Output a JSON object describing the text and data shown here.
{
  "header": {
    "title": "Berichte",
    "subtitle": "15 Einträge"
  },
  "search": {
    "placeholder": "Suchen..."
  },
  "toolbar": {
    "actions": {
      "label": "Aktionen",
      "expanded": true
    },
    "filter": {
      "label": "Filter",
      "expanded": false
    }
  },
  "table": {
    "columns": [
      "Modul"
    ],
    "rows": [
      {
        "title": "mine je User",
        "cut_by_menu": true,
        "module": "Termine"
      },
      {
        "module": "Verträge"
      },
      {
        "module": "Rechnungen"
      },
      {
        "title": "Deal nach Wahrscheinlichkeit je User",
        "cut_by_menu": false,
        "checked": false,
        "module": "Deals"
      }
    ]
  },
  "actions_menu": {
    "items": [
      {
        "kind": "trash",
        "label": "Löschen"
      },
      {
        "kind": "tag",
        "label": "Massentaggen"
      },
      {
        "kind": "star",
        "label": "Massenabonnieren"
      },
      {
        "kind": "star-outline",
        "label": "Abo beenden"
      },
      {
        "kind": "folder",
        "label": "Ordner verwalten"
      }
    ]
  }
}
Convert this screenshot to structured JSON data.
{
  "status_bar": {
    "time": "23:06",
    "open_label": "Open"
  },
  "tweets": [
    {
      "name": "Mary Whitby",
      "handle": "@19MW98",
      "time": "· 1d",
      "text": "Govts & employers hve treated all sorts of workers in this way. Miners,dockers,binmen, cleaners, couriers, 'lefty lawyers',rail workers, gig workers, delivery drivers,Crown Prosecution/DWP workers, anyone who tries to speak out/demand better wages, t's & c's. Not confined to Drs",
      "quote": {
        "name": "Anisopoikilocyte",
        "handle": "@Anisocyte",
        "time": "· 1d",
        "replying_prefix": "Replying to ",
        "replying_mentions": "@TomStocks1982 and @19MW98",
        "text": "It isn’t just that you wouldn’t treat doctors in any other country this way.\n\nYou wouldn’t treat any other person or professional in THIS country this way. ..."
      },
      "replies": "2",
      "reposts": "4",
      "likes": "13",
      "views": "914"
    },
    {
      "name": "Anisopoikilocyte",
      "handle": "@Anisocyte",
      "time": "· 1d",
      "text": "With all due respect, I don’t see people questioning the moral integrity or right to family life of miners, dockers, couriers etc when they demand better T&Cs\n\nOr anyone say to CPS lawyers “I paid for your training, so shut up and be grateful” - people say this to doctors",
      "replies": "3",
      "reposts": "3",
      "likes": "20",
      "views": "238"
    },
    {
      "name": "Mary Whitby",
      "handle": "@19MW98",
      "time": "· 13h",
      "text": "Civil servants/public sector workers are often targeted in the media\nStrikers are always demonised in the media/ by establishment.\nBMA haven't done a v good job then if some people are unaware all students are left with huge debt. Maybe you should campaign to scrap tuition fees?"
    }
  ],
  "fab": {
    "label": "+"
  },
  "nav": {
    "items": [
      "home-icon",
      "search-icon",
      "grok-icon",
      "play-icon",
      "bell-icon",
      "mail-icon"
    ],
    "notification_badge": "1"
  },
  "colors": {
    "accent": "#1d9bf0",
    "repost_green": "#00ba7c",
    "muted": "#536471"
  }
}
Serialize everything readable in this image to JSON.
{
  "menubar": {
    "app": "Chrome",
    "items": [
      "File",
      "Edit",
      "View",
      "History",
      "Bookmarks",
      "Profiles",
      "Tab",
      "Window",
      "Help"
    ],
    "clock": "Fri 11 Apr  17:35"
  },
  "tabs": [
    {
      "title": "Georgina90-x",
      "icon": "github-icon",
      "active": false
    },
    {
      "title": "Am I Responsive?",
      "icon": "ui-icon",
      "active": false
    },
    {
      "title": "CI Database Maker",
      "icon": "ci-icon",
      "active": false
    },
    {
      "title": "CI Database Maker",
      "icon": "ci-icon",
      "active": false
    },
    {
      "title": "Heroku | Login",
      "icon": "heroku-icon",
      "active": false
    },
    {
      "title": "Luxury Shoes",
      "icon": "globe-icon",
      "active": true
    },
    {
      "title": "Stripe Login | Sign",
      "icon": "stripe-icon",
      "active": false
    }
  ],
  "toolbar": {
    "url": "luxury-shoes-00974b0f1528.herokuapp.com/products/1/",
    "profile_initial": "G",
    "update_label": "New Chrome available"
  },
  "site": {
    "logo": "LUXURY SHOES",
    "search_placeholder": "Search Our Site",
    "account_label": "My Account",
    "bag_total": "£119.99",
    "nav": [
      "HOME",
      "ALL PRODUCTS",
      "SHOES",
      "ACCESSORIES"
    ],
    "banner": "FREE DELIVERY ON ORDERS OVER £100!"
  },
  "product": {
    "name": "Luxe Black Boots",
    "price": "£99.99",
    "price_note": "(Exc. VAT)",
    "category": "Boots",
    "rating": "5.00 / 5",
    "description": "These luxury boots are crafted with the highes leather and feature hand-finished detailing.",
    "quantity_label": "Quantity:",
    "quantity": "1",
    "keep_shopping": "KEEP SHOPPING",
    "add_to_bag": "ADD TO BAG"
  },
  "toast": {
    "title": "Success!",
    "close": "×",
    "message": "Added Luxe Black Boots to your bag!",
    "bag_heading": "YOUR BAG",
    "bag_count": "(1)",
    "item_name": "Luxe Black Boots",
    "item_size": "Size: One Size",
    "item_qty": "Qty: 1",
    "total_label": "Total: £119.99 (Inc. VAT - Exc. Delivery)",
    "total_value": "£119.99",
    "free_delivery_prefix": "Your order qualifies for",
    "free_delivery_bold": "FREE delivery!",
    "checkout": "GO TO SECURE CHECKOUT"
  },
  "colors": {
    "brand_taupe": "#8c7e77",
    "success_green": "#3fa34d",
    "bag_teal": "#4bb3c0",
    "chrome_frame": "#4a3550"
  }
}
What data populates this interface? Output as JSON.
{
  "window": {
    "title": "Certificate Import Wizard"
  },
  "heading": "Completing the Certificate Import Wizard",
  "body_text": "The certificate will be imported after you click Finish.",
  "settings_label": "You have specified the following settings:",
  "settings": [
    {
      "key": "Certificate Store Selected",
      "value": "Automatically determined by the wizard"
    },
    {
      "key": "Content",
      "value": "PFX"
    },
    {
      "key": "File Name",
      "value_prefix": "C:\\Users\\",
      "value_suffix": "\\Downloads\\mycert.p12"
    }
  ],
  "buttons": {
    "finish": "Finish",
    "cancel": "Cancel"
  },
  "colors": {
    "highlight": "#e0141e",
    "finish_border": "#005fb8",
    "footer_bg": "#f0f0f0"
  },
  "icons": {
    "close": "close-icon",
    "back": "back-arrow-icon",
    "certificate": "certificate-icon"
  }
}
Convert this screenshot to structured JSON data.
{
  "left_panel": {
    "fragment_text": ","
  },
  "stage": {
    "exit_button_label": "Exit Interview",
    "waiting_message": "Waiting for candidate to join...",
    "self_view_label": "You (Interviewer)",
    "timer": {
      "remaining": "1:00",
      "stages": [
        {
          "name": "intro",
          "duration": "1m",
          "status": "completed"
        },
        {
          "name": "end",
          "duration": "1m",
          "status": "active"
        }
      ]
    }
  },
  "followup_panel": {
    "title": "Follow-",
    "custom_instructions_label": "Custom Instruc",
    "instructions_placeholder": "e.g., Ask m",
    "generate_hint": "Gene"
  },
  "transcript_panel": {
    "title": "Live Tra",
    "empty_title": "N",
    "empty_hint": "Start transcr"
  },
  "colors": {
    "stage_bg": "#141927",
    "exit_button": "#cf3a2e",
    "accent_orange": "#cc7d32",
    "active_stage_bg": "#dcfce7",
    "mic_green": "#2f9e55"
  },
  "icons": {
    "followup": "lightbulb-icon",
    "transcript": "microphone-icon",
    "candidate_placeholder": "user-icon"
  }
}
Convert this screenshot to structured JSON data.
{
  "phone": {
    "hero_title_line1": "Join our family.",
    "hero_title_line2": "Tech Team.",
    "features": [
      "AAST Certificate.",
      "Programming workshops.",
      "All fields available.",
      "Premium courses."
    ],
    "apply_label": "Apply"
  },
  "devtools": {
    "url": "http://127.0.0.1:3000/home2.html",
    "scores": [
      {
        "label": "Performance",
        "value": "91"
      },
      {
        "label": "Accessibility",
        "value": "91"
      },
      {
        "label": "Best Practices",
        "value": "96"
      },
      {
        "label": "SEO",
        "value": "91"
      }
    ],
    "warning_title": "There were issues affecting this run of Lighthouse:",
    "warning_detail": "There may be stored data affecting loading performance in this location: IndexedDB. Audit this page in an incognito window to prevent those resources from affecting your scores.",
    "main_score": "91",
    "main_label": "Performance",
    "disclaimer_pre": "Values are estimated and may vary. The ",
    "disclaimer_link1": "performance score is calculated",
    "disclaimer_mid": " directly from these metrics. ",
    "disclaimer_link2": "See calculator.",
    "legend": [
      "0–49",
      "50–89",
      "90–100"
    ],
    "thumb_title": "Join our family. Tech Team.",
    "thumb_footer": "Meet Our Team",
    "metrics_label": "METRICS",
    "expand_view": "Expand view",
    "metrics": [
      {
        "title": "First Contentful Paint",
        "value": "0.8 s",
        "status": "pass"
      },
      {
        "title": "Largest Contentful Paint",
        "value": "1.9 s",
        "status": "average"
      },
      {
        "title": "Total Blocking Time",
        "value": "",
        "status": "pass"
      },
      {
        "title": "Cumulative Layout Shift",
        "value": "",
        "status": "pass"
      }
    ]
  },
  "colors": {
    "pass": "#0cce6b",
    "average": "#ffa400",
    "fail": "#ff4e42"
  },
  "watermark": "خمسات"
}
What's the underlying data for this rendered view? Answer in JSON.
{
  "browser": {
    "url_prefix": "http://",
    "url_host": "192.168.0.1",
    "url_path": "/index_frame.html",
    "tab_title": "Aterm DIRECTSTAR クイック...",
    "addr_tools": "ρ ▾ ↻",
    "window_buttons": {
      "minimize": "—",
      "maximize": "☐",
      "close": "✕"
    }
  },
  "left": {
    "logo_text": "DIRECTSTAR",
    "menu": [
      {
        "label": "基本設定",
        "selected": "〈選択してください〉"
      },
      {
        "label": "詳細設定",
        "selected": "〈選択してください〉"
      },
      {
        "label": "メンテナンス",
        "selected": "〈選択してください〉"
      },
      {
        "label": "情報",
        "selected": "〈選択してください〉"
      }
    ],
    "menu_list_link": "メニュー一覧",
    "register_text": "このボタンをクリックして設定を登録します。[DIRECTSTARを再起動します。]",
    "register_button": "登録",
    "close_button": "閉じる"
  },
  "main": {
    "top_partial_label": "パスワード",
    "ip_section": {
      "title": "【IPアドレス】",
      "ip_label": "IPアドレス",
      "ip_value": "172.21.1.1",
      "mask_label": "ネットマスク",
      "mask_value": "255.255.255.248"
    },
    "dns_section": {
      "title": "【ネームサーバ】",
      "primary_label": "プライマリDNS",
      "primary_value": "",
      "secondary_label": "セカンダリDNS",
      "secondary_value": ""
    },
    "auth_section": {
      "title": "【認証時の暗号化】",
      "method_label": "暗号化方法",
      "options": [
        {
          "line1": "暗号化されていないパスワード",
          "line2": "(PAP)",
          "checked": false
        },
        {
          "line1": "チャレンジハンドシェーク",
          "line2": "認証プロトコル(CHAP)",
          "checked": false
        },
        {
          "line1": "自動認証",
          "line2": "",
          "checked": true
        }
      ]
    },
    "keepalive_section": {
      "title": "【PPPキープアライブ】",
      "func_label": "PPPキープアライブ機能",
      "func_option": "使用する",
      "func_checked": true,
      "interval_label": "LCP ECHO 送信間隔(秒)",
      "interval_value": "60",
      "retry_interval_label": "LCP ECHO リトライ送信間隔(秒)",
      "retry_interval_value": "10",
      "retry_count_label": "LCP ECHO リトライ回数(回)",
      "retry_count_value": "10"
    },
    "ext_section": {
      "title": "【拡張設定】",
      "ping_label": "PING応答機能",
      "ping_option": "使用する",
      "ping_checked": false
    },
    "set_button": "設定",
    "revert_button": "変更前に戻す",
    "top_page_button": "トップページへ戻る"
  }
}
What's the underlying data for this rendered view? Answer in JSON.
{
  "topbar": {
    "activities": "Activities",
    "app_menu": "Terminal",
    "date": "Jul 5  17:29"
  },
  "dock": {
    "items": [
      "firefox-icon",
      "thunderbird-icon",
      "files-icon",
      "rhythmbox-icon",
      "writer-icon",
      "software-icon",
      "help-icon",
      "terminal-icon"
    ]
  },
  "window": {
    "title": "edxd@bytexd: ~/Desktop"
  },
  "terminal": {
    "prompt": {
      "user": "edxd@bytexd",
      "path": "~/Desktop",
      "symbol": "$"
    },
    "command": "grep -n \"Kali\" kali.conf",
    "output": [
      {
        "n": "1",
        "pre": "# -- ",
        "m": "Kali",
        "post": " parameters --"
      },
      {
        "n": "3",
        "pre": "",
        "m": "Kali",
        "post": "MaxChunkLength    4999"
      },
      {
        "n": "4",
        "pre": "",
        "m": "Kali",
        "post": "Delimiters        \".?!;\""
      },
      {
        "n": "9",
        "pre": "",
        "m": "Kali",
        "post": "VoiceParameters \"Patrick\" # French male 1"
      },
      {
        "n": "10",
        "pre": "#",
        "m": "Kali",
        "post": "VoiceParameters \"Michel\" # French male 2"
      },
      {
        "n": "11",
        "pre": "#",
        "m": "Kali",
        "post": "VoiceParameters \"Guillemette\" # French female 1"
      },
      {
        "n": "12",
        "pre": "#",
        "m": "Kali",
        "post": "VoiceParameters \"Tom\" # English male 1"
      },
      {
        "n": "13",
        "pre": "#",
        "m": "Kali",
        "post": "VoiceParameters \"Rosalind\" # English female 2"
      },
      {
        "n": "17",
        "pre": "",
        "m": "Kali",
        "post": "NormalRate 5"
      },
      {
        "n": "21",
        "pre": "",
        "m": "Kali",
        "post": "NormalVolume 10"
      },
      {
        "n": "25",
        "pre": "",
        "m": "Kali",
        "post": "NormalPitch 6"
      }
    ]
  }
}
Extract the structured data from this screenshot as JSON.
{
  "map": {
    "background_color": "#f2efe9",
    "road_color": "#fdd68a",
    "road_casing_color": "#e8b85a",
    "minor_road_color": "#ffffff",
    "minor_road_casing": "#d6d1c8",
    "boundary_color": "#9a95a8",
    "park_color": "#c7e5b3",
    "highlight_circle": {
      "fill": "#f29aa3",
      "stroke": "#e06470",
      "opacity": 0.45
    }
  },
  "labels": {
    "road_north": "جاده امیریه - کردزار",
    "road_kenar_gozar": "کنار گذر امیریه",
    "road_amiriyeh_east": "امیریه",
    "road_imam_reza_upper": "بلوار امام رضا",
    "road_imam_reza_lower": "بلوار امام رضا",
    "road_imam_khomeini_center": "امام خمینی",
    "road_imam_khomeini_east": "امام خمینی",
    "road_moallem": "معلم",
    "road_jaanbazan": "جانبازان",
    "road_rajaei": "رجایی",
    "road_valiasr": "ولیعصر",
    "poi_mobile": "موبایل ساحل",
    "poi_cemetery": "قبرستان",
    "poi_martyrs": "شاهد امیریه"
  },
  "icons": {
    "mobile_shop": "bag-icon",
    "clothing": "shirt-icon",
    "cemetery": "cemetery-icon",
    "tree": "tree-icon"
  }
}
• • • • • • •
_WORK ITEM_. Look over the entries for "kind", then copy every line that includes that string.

_YOUR RESPONSE_.
        "kind": "trash",
        "kind": "tag",
        "kind": "star",
        "kind": "star-outline",
        "kind": "folder",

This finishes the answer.